WORK TO BE COMPLETED:
Make an exact copy of the records below, excluding images.

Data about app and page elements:

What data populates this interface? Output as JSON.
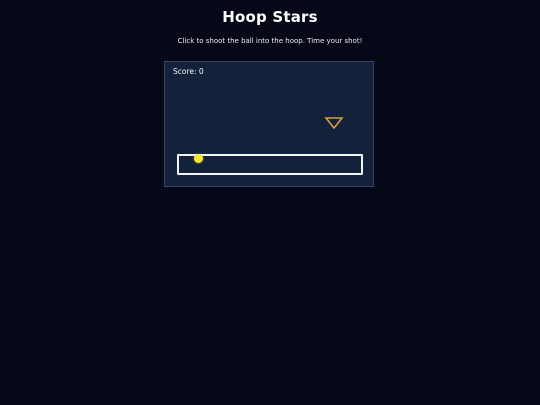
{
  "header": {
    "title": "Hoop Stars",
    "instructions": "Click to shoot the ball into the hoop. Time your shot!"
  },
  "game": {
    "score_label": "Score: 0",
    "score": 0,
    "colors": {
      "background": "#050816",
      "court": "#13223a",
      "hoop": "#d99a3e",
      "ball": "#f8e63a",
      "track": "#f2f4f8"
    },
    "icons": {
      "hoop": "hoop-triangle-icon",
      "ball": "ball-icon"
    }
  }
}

WRITTEN ANSWER:
What data populates this interface? Output as JSON.
{
  "header": {
    "title": "Hoop Stars",
    "instructions": "Click to shoot the ball into the hoop. Time your shot!"
  },
  "game": {
    "score_label": "Score: 0",
    "score": 0,
    "colors": {
      "background": "#050816",
      "court": "#13223a",
      "hoop": "#d99a3e",
      "ball": "#f8e63a",
      "track": "#f2f4f8"
    },
    "icons": {
      "hoop": "hoop-triangle-icon",
      "ball": "ball-icon"
    }
  }
}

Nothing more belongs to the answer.